Go down the hill, and you’ll find yourself in the vibrant and very cool environs of NoPa. There’s been an incredible resurgence in NoPa; between the new median with trees on Divisadero, cool restaurants (who doesn’t love NoPa?), and restored Victorians and Edwardians, you can hardly take a step without bumping into something cool and on the cutting edge. Prices here begin in the low $700s.

Head a few blocks north, and you’ll hit Anza Vista — the neighborhood just on the other side of USF. It used to be home to the Calvary Cemetery (before everyone was moved out of the city to Colma) and it sits on a smallish rise, so there are plenty of views to be had from the homes that face downtown. The homes here were built in the 1940s. Parking can be a wee bit tight because of Kaiser’s huge hospital here complex on Geary, but for the most part this is a pleasant and quiet place to live. This is a great place to look for a condo, starting in the low $500s.

Of course, Hayes Valley is one of the coolest neighborhoods in the city. It’s safe to say that this area truly opened up after the 1989 earthquake due to the destruction and demolition of the Central Freeway. That behemoth had overshadowed and bisected the neighborhood for years, causing blight. But as the freeway came down, chic eateries and trendy boutiques moved in, and Hayes Valley was revitalized. We love all the little wonderful alleys (like Ivy, Lily and Rose Streets) studded with plenty of meticulously restored cottages. This is the place to find a fantastic condo, TIC or home starting in the mid $700s — all the way up to multi-million dollar penthouses.

Last but not least is Lower Pacific Heights. This area used to be called the Fillmore, until it became more gentrified in the early 1990s. There are plenty of wonderful, restored TICs and condos to be had (carved out from stunning Victorians), as well as quite a few single family homes. Be sure to check out lower Fillmore Street as well — that’s where you’ll find all sorts of cool eateries and shops that cater to the hipsters who live here.

Handy Links about District 6

The Western Edition Neighborhood Newspaper
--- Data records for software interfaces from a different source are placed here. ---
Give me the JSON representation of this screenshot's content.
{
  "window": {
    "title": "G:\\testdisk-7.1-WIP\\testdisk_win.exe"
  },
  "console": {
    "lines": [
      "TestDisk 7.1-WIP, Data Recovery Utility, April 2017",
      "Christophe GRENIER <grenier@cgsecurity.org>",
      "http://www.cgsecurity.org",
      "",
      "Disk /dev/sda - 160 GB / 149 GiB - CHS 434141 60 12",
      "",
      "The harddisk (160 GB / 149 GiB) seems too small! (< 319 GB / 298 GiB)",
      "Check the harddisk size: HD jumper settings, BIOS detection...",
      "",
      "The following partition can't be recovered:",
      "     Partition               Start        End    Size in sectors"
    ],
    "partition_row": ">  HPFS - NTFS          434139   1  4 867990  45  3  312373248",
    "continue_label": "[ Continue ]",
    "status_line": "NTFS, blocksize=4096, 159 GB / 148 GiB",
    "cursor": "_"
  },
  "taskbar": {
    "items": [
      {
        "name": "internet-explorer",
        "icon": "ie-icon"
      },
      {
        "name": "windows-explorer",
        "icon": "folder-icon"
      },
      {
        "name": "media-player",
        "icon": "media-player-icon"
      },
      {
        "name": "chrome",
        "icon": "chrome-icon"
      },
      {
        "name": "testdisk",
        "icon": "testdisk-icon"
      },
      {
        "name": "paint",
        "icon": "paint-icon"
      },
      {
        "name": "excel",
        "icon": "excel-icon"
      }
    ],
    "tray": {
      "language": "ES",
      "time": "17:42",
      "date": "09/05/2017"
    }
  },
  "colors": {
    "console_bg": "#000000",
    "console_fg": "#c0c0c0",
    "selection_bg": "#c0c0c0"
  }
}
NOPA Neighborhood Association

SFGate on the Western Addition

Alamo Square Neighborhood Association

Hayes Valley Neighborhood Association

Anza Vista Neighborhood Blog


415 437 0303

415 864 8643

415 551 1590

Hayes Street Grill
415 863 5545

Fly Bar & Restaurant
415 931 4359

Little Star Pizza
415 441 1118


Change, evolution, conflict and rebirth — you'll find it all here. From chic Hayes Valley to lovely Alamo Square, every block has a story.